Personal Injury Attorney Reprimanded for Punching Man in Face
It was supposed to be an innocent baseball game in which parents were watching their young sons take part in the national past-time at a Connecticut ball field. Instead, the grown-ups acted like children and ended up taking a dispute into the parking lot.
Weber, who owns The Law Office of R.J. Weber III, reportedly became incensed after a verbal altercation between his wife, Marlene Weber-Volpe, and John Migliaro Jr. following the game in which the families’ sons were teammates.
According to the grievance committee, Weber-Volpe made comments to Migliaro after the game that were critical of his son’s pitching. The comments came after their children’s team lost. The two men got into an altercation in the parking lot and the attorney reportedly punched Migliaro in the face. Weber was charged with breach of peace and ordered to take continuing legal education courses in ethics.
Attorney Rituals in Preparation for the Connecticut Supreme Court
Not every Connecticut attorney gets to appear before the state’s highest court, but many of those that do have interesting rituals they hope will give them an edge.
For Kelly Reardon of the New London-based The Reardon Law Firm, music is the trick to unwind.
Playing “Never Surrender” by Corey Hart, Reardon said, “gets me going. It gets me a in a fighting mood. I will play the song over and over and over again.”
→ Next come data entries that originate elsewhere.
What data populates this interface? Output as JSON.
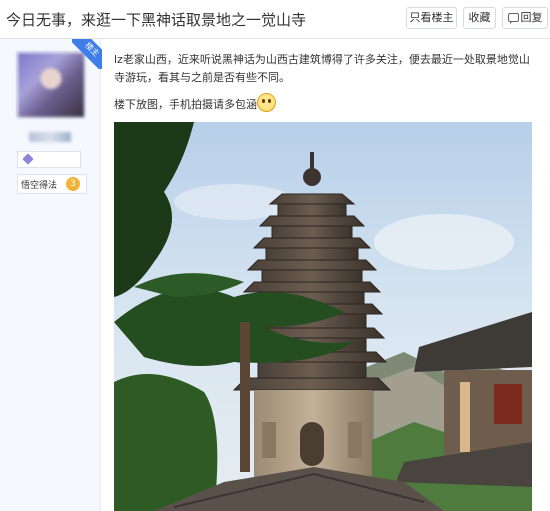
{
  "header": {
    "title": "今日无事，来逛一下黑神话取景地之一觉山寺",
    "buttons": {
      "only_op": "只看楼主",
      "favorite": "收藏",
      "reply": "回复"
    }
  },
  "author": {
    "badge": "楼主",
    "level_label": "悟空得法",
    "level_number": "3"
  },
  "post": {
    "paragraph1": "lz老家山西，近来听说黑神话为山西古建筑博得了许多关注，便去最近一处取景地觉山寺游玩，看其与之前是否有些不同。",
    "paragraph2": "楼下放图，手机拍摄请多包涵"
  },
  "photo": {
    "icon": "pagoda-photo"
  },
  "colors": {
    "badge_blue": "#3f7ee8",
    "level_gold": "#f2b236"
  }
}
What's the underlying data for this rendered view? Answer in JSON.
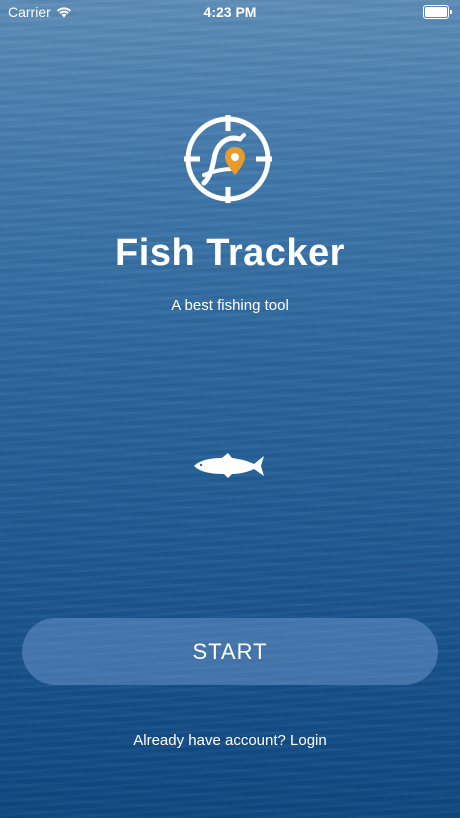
{
  "status_bar": {
    "carrier": "Carrier",
    "time": "4:23 PM",
    "wifi_icon": "wifi-icon",
    "battery_icon": "battery-icon"
  },
  "app": {
    "logo_icon": "fish-location-crosshair-icon",
    "title": "Fish Tracker",
    "subtitle": "A best fishing tool",
    "decoration_icon": "tuna-fish-icon"
  },
  "actions": {
    "start_label": "START",
    "login_label": "Already have account? Login"
  },
  "colors": {
    "accent_orange": "#e89a2c",
    "button_fill": "#6f98c8",
    "text": "#ffffff"
  }
}
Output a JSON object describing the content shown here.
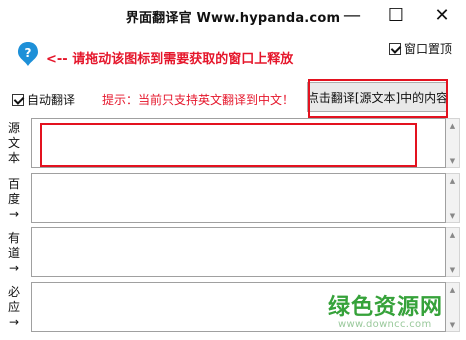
{
  "window": {
    "title": "界面翻译官  Www.hypanda.com",
    "minimize_glyph": "—",
    "maximize_glyph": "☐",
    "close_glyph": "✕"
  },
  "drag": {
    "icon": "drop-pin-icon",
    "hint": "<-- 请拖动该图标到需要获取的窗口上释放"
  },
  "topmost": {
    "label": "窗口置顶",
    "checked": true
  },
  "auto_translate": {
    "label": "自动翻译",
    "checked": true
  },
  "tip": "提示：当前只支持英文翻译到中文！",
  "translate_button": "点击翻译[源文本]中的内容",
  "panels": [
    {
      "label": "源文本",
      "value": ""
    },
    {
      "label": "百度→",
      "value": ""
    },
    {
      "label": "有道→",
      "value": ""
    },
    {
      "label": "必应→",
      "value": ""
    }
  ],
  "watermark": {
    "text": "绿色资源网",
    "url": "www.downcc.com"
  },
  "colors": {
    "accent_red": "#e5162b",
    "icon_blue": "#1e90d8",
    "watermark_green": "#36a23a"
  }
}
Staying in Hartford’s Goodwin Hotel the night before is a ritual that Michael Cacace of Stamford’s Cacace, Tusch & Santagata continues to stand firm on and it’s paid off. He has appeared before the Connecticut Supreme Court seven times and won six of the cases.
Food plays a big role for Wesley Horton of Hartford’s Horton, Dowd, Bartschi & Levesque and Proloy Das of Murtha Cullina. Horton, who has appeared before the high court a staggering 130 times since 1973, said “a good meal [the night prior] is a must.” Das, though, said fish is the answer. He’s appeared before the state Supreme Court on numerous occasions and said fish is the meal each night before appearing. “My father always described fish as brain food growing up,” he said.
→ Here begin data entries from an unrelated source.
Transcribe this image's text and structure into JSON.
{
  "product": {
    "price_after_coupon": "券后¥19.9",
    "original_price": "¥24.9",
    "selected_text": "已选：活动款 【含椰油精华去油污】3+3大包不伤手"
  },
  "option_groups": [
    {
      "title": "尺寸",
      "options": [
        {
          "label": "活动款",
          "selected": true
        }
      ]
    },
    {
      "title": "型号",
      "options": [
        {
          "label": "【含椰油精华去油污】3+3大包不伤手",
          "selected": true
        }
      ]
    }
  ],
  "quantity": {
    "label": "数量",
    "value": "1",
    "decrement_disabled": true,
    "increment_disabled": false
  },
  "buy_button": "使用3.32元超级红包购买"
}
Pizza Deliveryman Gets $180K After Injury by 400 Pounds of Cheese
Mohammed Hassan injured his left ankle, left knee and back after a hand truck with 400 pounds of cheese fell on him. Hassan, his attorney said, settled with workers’ compensation for $180,000 and is grateful the injuries were not more severe.
Brooke Goff, Hassan’s Shelton-based attorney, said her client considered himself lucky to have escaped more serious injuries from the hundreds of pounds of dairy. “Considering the weight of the cheese, he is lucky his injuries are not a lot worse,” Goff said.
Hassan was delivering the cheese for Domino’s National Commissary when the hand truck slipped and slammed into his knees and ankle.
Counsel Inadvertently Copies Opposing Side on ‘Distasteful’ Emails
Attorney Isabel Del Vecchio had been sparring with opposing counsel in a tough personal injury case when an email she wasn’t supposed to see infuriated her.
Del Vecchio, of The Law Firm of Stephen M. Reck and Scott D. Camassar in North Stonington, knew there was tension between her and Michael Carreira, an attorney with Meehan, Roberts, Turret & Rosenbaum, which represents Liberty Mutual. But, she did not expect the allegation in the message Carreira thought he’d sent only to the adjuster in the case.
“What is she talking about?” Carreira had written. “They have been lying nonstop throughout this case.” That message and the flurry of heated emails that followed were unusually strong in a profession that purports to be focused on civility.
Del Vecchio told the Connecticut Law Tribune at the time that “the emails are a small bit of the total course of unprofessional conduct that drove this case to trial.”